Windows 10 Fall Creators Update

Anki Overdrive - Fast and Furious Edition

Apple TV 4K

Entries in Chromecast (16)

Thursday
Apr032014

Amazon’s FireTV yet another set top box with compromises

By Simon Cohen

Amazon takes the proprietary route with its Fire TV set top box and gives consumers one more choice that won’t serve all of their needs.

I’ve always admired Amazon for their customer-centric view of the world. Their online shopping experience is second to none. Their customer service is superb. Their dedication to creating devices and services to meet the needs of their customers has always impressed me – especially given that the hardware space is so competitive (and littered with failures).

So I was really keen to find out what Amazon’s latest toy, the $99 Fire TV set-top box had to offer. Even though it isn't available to Canadians currently, the U.S. version is likely a very strong indicator of what we’ll get when it arrives.

Sadly, what we’ll get is a series of compromises.

Click to read more ...

Monday
Mar312014

RDIO now available via Google Chromecast

Rdio, the groundbreaking digital music service that has reinvented the way people discover, play, and share music, today announced that its service is now available on Google's Chromecast.

"Rdio on Google Chromecast marks another milestone in Rdio's commitment to delivering the best music experience everywhere," said Anthony Bay, chief executive officer of Rdio. "Music fans can access Rdio's massive catalog of over 20 million songs or start a station easily, all from Chromecast on their TV."
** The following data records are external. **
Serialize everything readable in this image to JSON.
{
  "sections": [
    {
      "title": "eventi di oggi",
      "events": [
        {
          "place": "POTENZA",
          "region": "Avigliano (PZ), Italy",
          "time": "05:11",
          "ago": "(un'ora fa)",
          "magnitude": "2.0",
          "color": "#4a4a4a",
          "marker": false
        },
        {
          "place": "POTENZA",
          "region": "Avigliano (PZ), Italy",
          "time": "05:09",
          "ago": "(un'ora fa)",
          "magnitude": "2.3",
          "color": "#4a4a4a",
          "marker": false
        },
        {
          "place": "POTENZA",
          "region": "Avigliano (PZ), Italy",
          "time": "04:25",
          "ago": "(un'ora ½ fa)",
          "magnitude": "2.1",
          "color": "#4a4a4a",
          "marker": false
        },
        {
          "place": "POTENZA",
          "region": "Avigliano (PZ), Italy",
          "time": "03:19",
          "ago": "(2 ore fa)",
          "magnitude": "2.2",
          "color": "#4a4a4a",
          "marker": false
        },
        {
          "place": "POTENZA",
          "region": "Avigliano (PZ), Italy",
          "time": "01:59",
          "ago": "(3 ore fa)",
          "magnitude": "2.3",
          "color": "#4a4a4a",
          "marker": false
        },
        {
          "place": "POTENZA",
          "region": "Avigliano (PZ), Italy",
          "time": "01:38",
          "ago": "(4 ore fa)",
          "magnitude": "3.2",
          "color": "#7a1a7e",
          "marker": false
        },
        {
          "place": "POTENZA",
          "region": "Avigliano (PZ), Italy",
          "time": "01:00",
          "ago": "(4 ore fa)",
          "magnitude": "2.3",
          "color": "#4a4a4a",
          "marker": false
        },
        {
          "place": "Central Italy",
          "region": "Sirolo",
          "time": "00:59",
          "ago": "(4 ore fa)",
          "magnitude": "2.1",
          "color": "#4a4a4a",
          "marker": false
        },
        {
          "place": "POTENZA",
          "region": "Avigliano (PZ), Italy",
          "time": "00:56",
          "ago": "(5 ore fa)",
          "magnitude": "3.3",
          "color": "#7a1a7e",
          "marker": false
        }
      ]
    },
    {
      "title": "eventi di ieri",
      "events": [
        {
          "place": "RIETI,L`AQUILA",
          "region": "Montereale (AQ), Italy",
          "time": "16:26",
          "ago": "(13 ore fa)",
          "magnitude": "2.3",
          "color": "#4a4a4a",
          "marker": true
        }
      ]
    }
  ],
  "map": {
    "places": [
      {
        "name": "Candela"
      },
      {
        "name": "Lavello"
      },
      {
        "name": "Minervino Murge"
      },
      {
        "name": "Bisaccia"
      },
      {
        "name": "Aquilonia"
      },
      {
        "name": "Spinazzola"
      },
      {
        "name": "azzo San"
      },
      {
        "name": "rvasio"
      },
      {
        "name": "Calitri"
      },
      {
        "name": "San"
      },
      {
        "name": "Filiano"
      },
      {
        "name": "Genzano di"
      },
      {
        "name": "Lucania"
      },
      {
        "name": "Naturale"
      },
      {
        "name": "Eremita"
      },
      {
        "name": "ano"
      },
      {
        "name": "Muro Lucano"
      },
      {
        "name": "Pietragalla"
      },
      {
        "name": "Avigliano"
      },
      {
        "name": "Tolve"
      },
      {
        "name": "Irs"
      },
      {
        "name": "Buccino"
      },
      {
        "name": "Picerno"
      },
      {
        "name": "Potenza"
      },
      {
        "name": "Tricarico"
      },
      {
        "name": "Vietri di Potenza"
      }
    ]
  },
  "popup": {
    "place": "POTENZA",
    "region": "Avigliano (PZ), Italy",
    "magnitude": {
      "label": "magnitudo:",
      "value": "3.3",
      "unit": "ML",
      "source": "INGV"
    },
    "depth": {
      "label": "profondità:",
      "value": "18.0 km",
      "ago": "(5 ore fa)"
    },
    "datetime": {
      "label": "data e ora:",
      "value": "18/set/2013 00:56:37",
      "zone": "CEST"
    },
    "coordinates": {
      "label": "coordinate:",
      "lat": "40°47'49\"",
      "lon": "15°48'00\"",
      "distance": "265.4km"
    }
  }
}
Click to read more ...

Thursday
Mar272014

Google Chromecast Vs. Apple TV: Which is better and for what type of users?

By Simon Cohen

Now that Google’s diminutive WiFi media player is available in Canada, how does it stack up to Apple’s set-top box and which should you buy?

It’s been several months since Google unleashed the Chromecast, a tiny dongle-like device that turns any HDTV into a Wi-Fi enabled display. Initially only available in the U.S., the $35 gadget was very well received and our own Gadjo Sevilla found it to be an easy and reliable way to stream content to a TV.

But if you wanted a Chromecast back in 2013, you needed to order one via the U.S. and frankly that was a hassle. Now that it’s being sold in Canada for $39, the time is right to take a look at this new player and see how it compares to one of the most popular devices in this space: Apple TV.

 

Click to read more ...

Tuesday
Mar182014

Google's Chromecast officially available for Canadians

At long last, Google's answer to Apple TV, the Google Chromecast, is officially available for Canadians. The WiFi-ready TV add-on, thus far, has only been available north of the border, though many-a-canuck have bought it and used it here since it first launched. At just $39, which is four dollars more than what it costs in the US, Canadians are now 'officially' able to push content from their iOS or Android phone, directly to their HDMI-ready TV's.

Chromecast also works on other Google products like Chrome to push content directly from your PC or laptop to a nearby TV.

Learn more or pick-up via Amazon.ca or Google Play here